RECORDED INFORMATION START

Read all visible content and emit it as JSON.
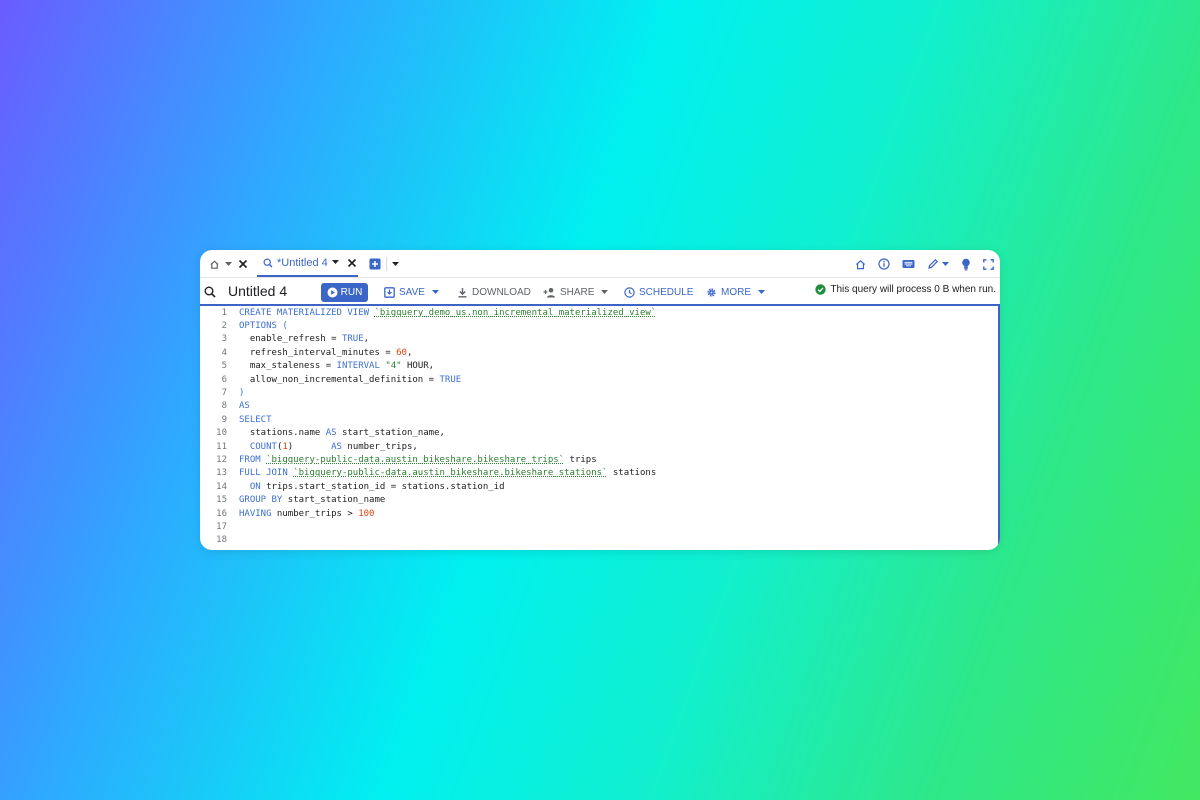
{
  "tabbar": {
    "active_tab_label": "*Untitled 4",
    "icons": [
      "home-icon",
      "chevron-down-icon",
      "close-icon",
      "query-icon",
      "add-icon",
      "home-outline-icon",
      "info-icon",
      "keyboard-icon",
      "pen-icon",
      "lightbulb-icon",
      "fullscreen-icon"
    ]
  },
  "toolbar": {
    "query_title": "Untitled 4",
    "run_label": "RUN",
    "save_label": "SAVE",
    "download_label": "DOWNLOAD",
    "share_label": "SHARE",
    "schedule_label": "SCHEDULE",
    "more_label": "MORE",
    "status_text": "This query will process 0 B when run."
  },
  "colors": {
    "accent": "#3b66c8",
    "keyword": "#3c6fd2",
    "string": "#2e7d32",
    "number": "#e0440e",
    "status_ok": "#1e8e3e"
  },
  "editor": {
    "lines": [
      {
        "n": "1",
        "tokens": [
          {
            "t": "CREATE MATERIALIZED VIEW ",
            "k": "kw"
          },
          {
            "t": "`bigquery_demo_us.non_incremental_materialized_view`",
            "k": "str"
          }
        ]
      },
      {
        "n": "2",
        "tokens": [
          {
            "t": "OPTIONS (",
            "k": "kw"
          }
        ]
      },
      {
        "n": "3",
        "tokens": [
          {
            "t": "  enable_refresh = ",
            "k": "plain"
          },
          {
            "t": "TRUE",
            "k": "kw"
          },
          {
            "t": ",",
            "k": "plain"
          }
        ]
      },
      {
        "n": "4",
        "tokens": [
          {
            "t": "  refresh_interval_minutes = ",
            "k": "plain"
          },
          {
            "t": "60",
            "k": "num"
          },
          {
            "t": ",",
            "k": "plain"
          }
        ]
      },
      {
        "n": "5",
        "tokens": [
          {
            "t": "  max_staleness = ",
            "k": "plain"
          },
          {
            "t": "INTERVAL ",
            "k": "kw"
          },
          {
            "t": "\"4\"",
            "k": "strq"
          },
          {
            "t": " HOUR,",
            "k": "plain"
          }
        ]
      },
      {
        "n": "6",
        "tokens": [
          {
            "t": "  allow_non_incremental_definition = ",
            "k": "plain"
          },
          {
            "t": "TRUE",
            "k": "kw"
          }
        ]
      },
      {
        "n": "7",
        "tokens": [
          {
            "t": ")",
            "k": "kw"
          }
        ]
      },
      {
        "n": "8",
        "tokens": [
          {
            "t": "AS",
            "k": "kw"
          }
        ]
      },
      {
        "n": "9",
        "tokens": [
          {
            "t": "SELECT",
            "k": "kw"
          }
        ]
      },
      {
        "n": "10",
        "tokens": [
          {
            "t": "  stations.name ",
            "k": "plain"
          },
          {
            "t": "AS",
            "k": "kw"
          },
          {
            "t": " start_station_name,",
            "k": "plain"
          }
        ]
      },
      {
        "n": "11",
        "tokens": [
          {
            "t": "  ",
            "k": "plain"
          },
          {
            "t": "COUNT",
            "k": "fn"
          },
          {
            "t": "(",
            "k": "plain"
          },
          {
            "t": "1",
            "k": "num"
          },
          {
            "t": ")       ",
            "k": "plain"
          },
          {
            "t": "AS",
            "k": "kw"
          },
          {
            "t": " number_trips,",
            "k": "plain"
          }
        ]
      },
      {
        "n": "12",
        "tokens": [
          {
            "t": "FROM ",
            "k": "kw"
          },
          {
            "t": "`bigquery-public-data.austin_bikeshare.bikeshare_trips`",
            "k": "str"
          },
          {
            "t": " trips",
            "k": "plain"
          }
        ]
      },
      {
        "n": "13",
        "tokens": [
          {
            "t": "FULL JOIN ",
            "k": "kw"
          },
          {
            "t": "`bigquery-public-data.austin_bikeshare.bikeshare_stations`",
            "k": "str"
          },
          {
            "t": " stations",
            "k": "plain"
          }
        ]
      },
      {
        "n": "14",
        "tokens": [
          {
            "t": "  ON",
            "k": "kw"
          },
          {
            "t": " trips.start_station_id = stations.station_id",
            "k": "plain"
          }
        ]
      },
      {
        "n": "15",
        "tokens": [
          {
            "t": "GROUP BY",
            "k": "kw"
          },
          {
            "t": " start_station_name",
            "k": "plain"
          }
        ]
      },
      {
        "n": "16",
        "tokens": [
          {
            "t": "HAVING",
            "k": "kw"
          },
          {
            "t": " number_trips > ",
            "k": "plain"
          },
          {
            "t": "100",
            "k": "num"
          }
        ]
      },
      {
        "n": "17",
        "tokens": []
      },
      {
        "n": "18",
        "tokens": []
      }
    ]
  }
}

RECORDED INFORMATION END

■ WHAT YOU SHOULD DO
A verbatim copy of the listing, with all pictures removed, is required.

■ EXERCISE ANSWER
Read all visible content and emit it as JSON.
{
  "tabbar": {
    "active_tab_label": "*Untitled 4",
    "icons": [
      "home-icon",
      "chevron-down-icon",
      "close-icon",
      "query-icon",
      "add-icon",
      "home-outline-icon",
      "info-icon",
      "keyboard-icon",
      "pen-icon",
      "lightbulb-icon",
      "fullscreen-icon"
    ]
  },
  "toolbar": {
    "query_title": "Untitled 4",
    "run_label": "RUN",
    "save_label": "SAVE",
    "download_label": "DOWNLOAD",
    "share_label": "SHARE",
    "schedule_label": "SCHEDULE",
    "more_label": "MORE",
    "status_text": "This query will process 0 B when run."
  },
  "colors": {
    "accent": "#3b66c8",
    "keyword": "#3c6fd2",
    "string": "#2e7d32",
    "number": "#e0440e",
    "status_ok": "#1e8e3e"
  },
  "editor": {
    "lines": [
      {
        "n": "1",
        "tokens": [
          {
            "t": "CREATE MATERIALIZED VIEW ",
            "k": "kw"
          },
          {
            "t": "`bigquery_demo_us.non_incremental_materialized_view`",
            "k": "str"
          }
        ]
      },
      {
        "n": "2",
        "tokens": [
          {
            "t": "OPTIONS (",
            "k": "kw"
          }
        ]
      },
      {
        "n": "3",
        "tokens": [
          {
            "t": "  enable_refresh = ",
            "k": "plain"
          },
          {
            "t": "TRUE",
            "k": "kw"
          },
          {
            "t": ",",
            "k": "plain"
          }
        ]
      },
      {
        "n": "4",
        "tokens": [
          {
            "t": "  refresh_interval_minutes = ",
            "k": "plain"
          },
          {
            "t": "60",
            "k": "num"
          },
          {
            "t": ",",
            "k": "plain"
          }
        ]
      },
      {
        "n": "5",
        "tokens": [
          {
            "t": "  max_staleness = ",
            "k": "plain"
          },
          {
            "t": "INTERVAL ",
            "k": "kw"
          },
          {
            "t": "\"4\"",
            "k": "strq"
          },
          {
            "t": " HOUR,",
            "k": "plain"
          }
        ]
      },
      {
        "n": "6",
        "tokens": [
          {
            "t": "  allow_non_incremental_definition = ",
            "k": "plain"
          },
          {
            "t": "TRUE",
            "k": "kw"
          }
        ]
      },
      {
        "n": "7",
        "tokens": [
          {
            "t": ")",
            "k": "kw"
          }
        ]
      },
      {
        "n": "8",
        "tokens": [
          {
            "t": "AS",
            "k": "kw"
          }
        ]
      },
      {
        "n": "9",
        "tokens": [
          {
            "t": "SELECT",
            "k": "kw"
          }
        ]
      },
      {
        "n": "10",
        "tokens": [
          {
            "t": "  stations.name ",
            "k": "plain"
          },
          {
            "t": "AS",
            "k": "kw"
          },
          {
            "t": " start_station_name,",
            "k": "plain"
          }
        ]
      },
      {
        "n": "11",
        "tokens": [
          {
            "t": "  ",
            "k": "plain"
          },
          {
            "t": "COUNT",
            "k": "fn"
          },
          {
            "t": "(",
            "k": "plain"
          },
          {
            "t": "1",
            "k": "num"
          },
          {
            "t": ")       ",
            "k": "plain"
          },
          {
            "t": "AS",
            "k": "kw"
          },
          {
            "t": " number_trips,",
            "k": "plain"
          }
        ]
      },
      {
        "n": "12",
        "tokens": [
          {
            "t": "FROM ",
            "k": "kw"
          },
          {
            "t": "`bigquery-public-data.austin_bikeshare.bikeshare_trips`",
            "k": "str"
          },
          {
            "t": " trips",
            "k": "plain"
          }
        ]
      },
      {
        "n": "13",
        "tokens": [
          {
            "t": "FULL JOIN ",
            "k": "kw"
          },
          {
            "t": "`bigquery-public-data.austin_bikeshare.bikeshare_stations`",
            "k": "str"
          },
          {
            "t": " stations",
            "k": "plain"
          }
        ]
      },
      {
        "n": "14",
        "tokens": [
          {
            "t": "  ON",
            "k": "kw"
          },
          {
            "t": " trips.start_station_id = stations.station_id",
            "k": "plain"
          }
        ]
      },
      {
        "n": "15",
        "tokens": [
          {
            "t": "GROUP BY",
            "k": "kw"
          },
          {
            "t": " start_station_name",
            "k": "plain"
          }
        ]
      },
      {
        "n": "16",
        "tokens": [
          {
            "t": "HAVING",
            "k": "kw"
          },
          {
            "t": " number_trips > ",
            "k": "plain"
          },
          {
            "t": "100",
            "k": "num"
          }
        ]
      },
      {
        "n": "17",
        "tokens": []
      },
      {
        "n": "18",
        "tokens": []
      }
    ]
  }
}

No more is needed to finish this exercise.